“As well as humanly possible. He’s been tremendous. There’s the old saying, I don’t think it’s a saying, I think it’s a reality that competition brings out the best of us all. And it certainly brought out the best of Jimmy. This is a business too and someone’s trying to take your job, but in the midst of that and him understanding full well the implications of everything we put into drafting [QB] Trey [Lance]. Jimmy was raised a certain way. He is a certain way and the class that he treated Trey with in terms of helping him and his development, I thought just says volumes about who he is, who that family is and I’ll forever be grateful for that because he didn’t have to do that. A lot of people don’t do that. He did and still competed his tail off and held on, so it was impressive. And I forgot the initial question, but I’m just kind of speaking to him because that is in my heart.”

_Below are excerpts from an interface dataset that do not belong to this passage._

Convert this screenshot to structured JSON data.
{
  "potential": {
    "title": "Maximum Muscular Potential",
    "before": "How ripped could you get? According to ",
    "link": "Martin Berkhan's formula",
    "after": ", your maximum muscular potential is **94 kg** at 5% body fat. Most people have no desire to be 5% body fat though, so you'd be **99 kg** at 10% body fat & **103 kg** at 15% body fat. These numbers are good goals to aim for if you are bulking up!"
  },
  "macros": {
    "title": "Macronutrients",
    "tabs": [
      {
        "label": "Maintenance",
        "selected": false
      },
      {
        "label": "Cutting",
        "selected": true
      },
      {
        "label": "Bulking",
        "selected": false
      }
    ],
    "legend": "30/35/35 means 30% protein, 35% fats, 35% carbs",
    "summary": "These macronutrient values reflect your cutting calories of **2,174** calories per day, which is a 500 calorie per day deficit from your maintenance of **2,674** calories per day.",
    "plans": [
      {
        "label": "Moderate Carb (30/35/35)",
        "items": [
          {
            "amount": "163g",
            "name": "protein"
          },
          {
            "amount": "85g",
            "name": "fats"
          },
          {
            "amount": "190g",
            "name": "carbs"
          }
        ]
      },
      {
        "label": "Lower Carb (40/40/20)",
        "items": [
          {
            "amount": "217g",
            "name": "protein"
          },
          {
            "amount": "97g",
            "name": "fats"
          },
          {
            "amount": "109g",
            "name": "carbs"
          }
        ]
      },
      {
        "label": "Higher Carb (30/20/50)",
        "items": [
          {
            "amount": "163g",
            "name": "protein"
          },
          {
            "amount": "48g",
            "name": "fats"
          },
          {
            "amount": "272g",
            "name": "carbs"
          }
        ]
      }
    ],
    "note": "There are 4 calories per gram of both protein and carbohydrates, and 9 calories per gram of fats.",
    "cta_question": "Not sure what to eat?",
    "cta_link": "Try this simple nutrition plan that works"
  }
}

What are your thoughts on the Wonderlic Test and the NFL getting rid of it?
“I wish they had done it in 1993 before I took it, but we still, long before I got to the Niners, they’ll give it to scouting assistants when they come in, just kind of a fun deal. But you have to be adaptable, you’ve got to be malleable to what’s going on, that the NFL made a decision to do that. It is difficult because more than anything you use that just you have historic data on that. And so is it always transferable to football? No. [NFL HOF DL] Warren Sapp used to say, we’re not sending rockets to the moon, we’re playing football here. So we need people with good football intelligence and so how can you measure that? I think for a long time, that’s what everyone’s trying to find, that secret sauce. The answer usually is in the tape, it’s usually in talking to coaches and players who’ve been around these kids. It’s not about a test, so I think we’ll be fine, but it is another tool that you have 15, 20 years worth of data that you can kind of compare. Is there any correlation? And that kind of goes out the door unless you choose to do it yourself. And I think every organization will make that decision on their own.”
How does a player’s character factor in?
“Yeah, but I really believe that that’s something that’s always been talked about, at least where I was at in Tampa, at Denver. There was just a standard and those were really good organizations that you conduct yourself a certain way, but absolutely. We certainly place an emphasis on that. I think it’s the golden rule, you treat people like you want to be treated and it’s so important that everyone feels welcome, that everyone feels treated in the right way. And so I’ve always had a good experience. I know that’s not always consistent, but I’ve always had a good experience in that. But absolutely in today’s world, it’s a must.”